Construction: 2. Kind of a let-down. No hidden jabby parts, but tons of loose threads and bad stitches. I ripped a seam the first time I put them on. And the thumbs are way, way to small. Maybe Euros all have small thumbs (or I have fat ones?) It was weeks of struggling before I get them on and off smoothly.

Features: 4. Best snot rag section ever. Huge area, good shape. Plus it catches the goobers enough to pull them off your face, but not enough that they stay on and harden. The spandex backing stretches tight and keeps the hand cool, and the dual-mesh sections of the palm add toughness without water absorbancy. My only beef was with the extra padding, which, though tough, breathable and not at all bulky, didn’t extend to the base of the hand, where I like it most on the road (though it did extend to between the thumb and forefinger, so riding on the hoods on a bumpy road won’t hurt so much).

Durability: 3. It’s a tough call here, because these absolutely shrugged off a very, very fast crash a few days after I bought them. And none of those broken seams or stitchings have spread. In fact, most of the currently visible wear came in the like first week or two I had them. But still, after 2,000 miles of wear, they look as beat other gloves I’ve had. Longer term, I expect they’ll wear less annoyingly (the Cipo’ gloves had an awful habit of letting fingers combine as seams broke), and in the end, outlive my other pairs, but right now, gotta go with 3.

Cost: 1. $45 dollars for gloves? For freakin’ gloves? Without neoprene, or Thinsulate or Gore-Tex or anything? Without even having long fingers? $45 f-ing bucks? Take a hike, Jack. (Of course, if you can find them somewhere for, say $20, I’d give them a 4. For $10.98, a definite 5.)

Final Thoughts: I really like these gloves. The bad seams soured me on them early, but they’ve earned my respect throught being there when I need them (like on days when it’s really hot, or when I crash, or when my nose is really runny). And a simple Internet search should get you right around that obscene price tag. It’s just a bummer that I have to keep moving my hands because the base of the palm gets sore from no padding.

Where they really shine for me is XC mountain biking, where your hands get way sweatier, crashes are more common, and the mid-palm padding lines up better with where my hand rests on the bar.
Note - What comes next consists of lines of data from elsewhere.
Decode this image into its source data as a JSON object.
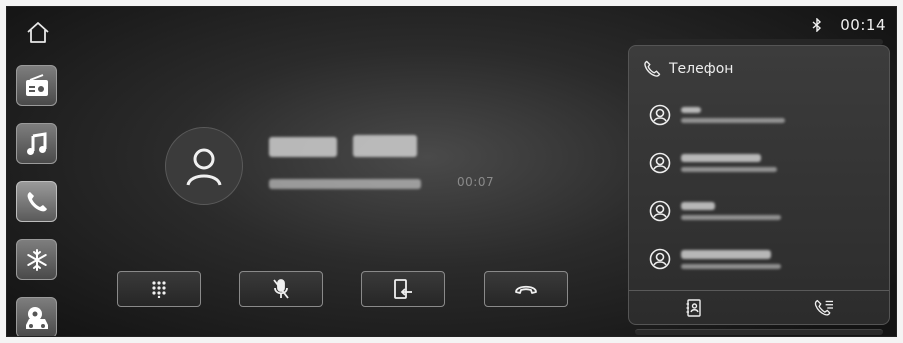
{
  "status": {
    "clock": "00:14",
    "bluetooth_icon": "bluetooth-icon"
  },
  "call": {
    "duration": "00:07"
  },
  "panel": {
    "title": "Телефон"
  },
  "sidebar": {
    "items": [
      {
        "name": "radio-icon"
      },
      {
        "name": "music-icon"
      },
      {
        "name": "phone-icon"
      },
      {
        "name": "climate-icon"
      },
      {
        "name": "car-settings-icon"
      }
    ]
  },
  "controls": [
    "keypad-icon",
    "mute-mic-icon",
    "transfer-to-phone-icon",
    "hang-up-icon"
  ],
  "colors": {
    "background": "#1e1e1e",
    "panel": "#333333",
    "text": "#e6e6e6",
    "muted": "#8a8a8a"
  }
}
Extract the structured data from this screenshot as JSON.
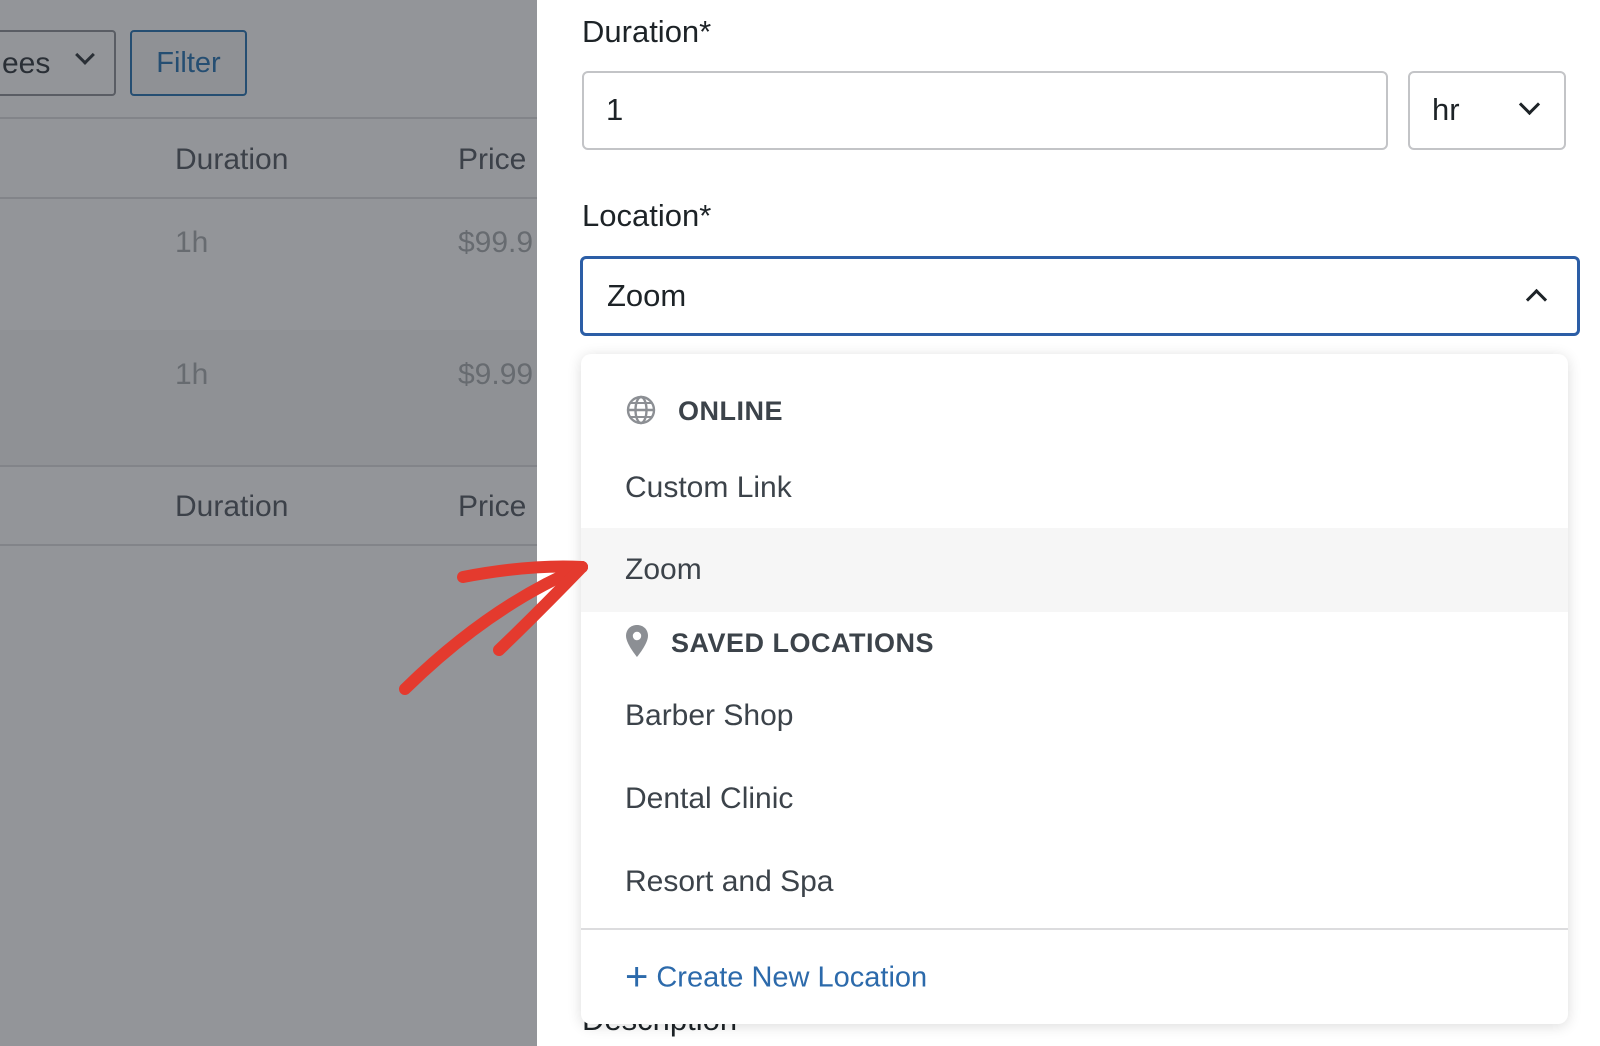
{
  "background": {
    "attendees_select": "ees",
    "filter_button": "Filter",
    "table1": {
      "headers": [
        "Duration",
        "Price"
      ],
      "rows": [
        {
          "duration": "1h",
          "price": "$99.9"
        },
        {
          "duration": "1h",
          "price": "$9.99"
        }
      ]
    },
    "table2": {
      "headers": [
        "Duration",
        "Price"
      ]
    }
  },
  "form": {
    "duration": {
      "label": "Duration*",
      "value": "1",
      "unit": "hr"
    },
    "location": {
      "label": "Location*",
      "value": "Zoom",
      "expanded": true
    },
    "description_label": "Description"
  },
  "location_dropdown": {
    "groups": [
      {
        "header": "ONLINE",
        "icon": "globe-icon",
        "options": [
          "Custom Link",
          "Zoom"
        ]
      },
      {
        "header": "SAVED LOCATIONS",
        "icon": "map-pin-icon",
        "options": [
          "Barber Shop",
          "Dental Clinic",
          "Resort and Spa"
        ]
      }
    ],
    "highlighted_option": "Zoom",
    "create_label": "Create New Location"
  },
  "annotation": {
    "arrow_color": "#e43a2e"
  },
  "colors": {
    "accent": "#2271b1",
    "focus_border": "#2c5ea6",
    "link": "#2c6aab"
  }
}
These gloves wick faster, resist falling apart better, and keep your hands not sore better than any light MTB glove around. The only psuedo-downside is now your gloves don’t look like they just came off the motocross cicruit, but with all the 14-year-olds using 8-inch travel machines to ride to school, then calling themselves “freeriders,” I see that as a major plus.